The task
Please write out each entry below exactly as it appears.

[Records contained in a dataset]

☆ ☆ ☆ ☆ ☆

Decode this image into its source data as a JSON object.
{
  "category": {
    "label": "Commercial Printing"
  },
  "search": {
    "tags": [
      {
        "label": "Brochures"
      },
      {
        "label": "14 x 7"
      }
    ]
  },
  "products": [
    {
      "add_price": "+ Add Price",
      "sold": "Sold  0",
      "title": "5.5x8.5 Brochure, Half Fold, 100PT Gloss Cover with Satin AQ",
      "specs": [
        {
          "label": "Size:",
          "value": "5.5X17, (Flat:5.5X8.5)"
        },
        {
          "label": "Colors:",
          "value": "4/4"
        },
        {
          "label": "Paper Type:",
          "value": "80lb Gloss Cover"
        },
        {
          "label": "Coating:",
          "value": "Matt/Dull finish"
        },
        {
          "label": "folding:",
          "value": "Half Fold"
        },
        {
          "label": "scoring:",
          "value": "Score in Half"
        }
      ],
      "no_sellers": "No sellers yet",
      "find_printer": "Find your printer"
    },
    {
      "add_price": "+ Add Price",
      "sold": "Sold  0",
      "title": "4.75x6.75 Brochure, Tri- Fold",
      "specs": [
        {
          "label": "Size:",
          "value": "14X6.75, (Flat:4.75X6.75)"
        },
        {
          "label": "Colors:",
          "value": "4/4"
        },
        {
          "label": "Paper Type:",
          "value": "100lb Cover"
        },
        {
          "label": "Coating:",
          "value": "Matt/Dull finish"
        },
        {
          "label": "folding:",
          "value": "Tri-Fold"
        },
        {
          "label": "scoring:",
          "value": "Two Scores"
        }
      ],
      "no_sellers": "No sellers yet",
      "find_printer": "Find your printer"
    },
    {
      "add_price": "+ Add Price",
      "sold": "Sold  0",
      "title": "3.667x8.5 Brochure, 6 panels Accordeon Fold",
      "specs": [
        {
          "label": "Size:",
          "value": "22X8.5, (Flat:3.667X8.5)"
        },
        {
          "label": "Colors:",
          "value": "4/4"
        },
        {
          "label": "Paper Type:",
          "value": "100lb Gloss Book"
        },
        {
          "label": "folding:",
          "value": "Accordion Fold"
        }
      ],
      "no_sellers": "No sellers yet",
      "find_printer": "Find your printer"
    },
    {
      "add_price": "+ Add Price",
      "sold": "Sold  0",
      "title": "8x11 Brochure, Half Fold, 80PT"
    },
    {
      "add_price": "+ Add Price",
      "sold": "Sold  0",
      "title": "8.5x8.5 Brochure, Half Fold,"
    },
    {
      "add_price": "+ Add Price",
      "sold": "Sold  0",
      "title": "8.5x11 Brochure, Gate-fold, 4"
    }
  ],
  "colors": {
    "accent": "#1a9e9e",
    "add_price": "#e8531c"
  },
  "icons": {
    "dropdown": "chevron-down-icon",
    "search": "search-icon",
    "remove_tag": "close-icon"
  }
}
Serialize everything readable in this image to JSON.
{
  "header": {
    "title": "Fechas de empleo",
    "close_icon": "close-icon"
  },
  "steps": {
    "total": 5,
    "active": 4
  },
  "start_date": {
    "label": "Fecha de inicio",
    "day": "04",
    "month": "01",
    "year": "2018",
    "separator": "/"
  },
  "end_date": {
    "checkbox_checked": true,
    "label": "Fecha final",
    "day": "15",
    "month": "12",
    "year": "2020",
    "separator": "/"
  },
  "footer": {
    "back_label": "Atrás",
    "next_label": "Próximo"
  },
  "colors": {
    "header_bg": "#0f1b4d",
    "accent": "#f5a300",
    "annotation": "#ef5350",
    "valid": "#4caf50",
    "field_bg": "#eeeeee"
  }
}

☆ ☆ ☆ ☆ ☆

Completed exercise
Decode this image into its source data as a JSON object.
{
  "category": {
    "label": "Commercial Printing"
  },
  "search": {
    "tags": [
      {
        "label": "Brochures"
      },
      {
        "label": "14 x 7"
      }
    ]
  },
  "products": [
    {
      "add_price": "+ Add Price",
      "sold": "Sold  0",
      "title": "5.5x8.5 Brochure, Half Fold, 100PT Gloss Cover with Satin AQ",
      "specs": [
        {
          "label": "Size:",
          "value": "5.5X17, (Flat:5.5X8.5)"
        },
        {
          "label": "Colors:",
          "value": "4/4"
        },
        {
          "label": "Paper Type:",
          "value": "80lb Gloss Cover"
        },
        {
          "label": "Coating:",
          "value": "Matt/Dull finish"
        },
        {
          "label": "folding:",
          "value": "Half Fold"
        },
        {
          "label": "scoring:",
          "value": "Score in Half"
        }
      ],
      "no_sellers": "No sellers yet",
      "find_printer": "Find your printer"
    },
    {
      "add_price": "+ Add Price",
      "sold": "Sold  0",
      "title": "4.75x6.75 Brochure, Tri- Fold",
      "specs": [
        {
          "label": "Size:",
          "value": "14X6.75, (Flat:4.75X6.75)"
        },
        {
          "label": "Colors:",
          "value": "4/4"
        },
        {
          "label": "Paper Type:",
          "value": "100lb Cover"
        },
        {
          "label": "Coating:",
          "value": "Matt/Dull finish"
        },
        {
          "label": "folding:",
          "value": "Tri-Fold"
        },
        {
          "label": "scoring:",
          "value": "Two Scores"
        }
      ],
      "no_sellers": "No sellers yet",
      "find_printer": "Find your printer"
    },
    {
      "add_price": "+ Add Price",
      "sold": "Sold  0",
      "title": "3.667x8.5 Brochure, 6 panels Accordeon Fold",
      "specs": [
        {
          "label": "Size:",
          "value": "22X8.5, (Flat:3.667X8.5)"
        },
        {
          "label": "Colors:",
          "value": "4/4"
        },
        {
          "label": "Paper Type:",
          "value": "100lb Gloss Book"
        },
        {
          "label": "folding:",
          "value": "Accordion Fold"
        }
      ],
      "no_sellers": "No sellers yet",
      "find_printer": "Find your printer"
    },
    {
      "add_price": "+ Add Price",
      "sold": "Sold  0",
      "title": "8x11 Brochure, Half Fold, 80PT"
    },
    {
      "add_price": "+ Add Price",
      "sold": "Sold  0",
      "title": "8.5x8.5 Brochure, Half Fold,"
    },
    {
      "add_price": "+ Add Price",
      "sold": "Sold  0",
      "title": "8.5x11 Brochure, Gate-fold, 4"
    }
  ],
  "colors": {
    "accent": "#1a9e9e",
    "add_price": "#e8531c"
  },
  "icons": {
    "dropdown": "chevron-down-icon",
    "search": "search-icon",
    "remove_tag": "close-icon"
  }
}
Serialize everything readable in this image to JSON.
{
  "header": {
    "title": "Fechas de empleo",
    "close_icon": "close-icon"
  },
  "steps": {
    "total": 5,
    "active": 4
  },
  "start_date": {
    "label": "Fecha de inicio",
    "day": "04",
    "month": "01",
    "year": "2018",
    "separator": "/"
  },
  "end_date": {
    "checkbox_checked": true,
    "label": "Fecha final",
    "day": "15",
    "month": "12",
    "year": "2020",
    "separator": "/"
  },
  "footer": {
    "back_label": "Atrás",
    "next_label": "Próximo"
  },
  "colors": {
    "header_bg": "#0f1b4d",
    "accent": "#f5a300",
    "annotation": "#ef5350",
    "valid": "#4caf50",
    "field_bg": "#eeeeee"
  }
}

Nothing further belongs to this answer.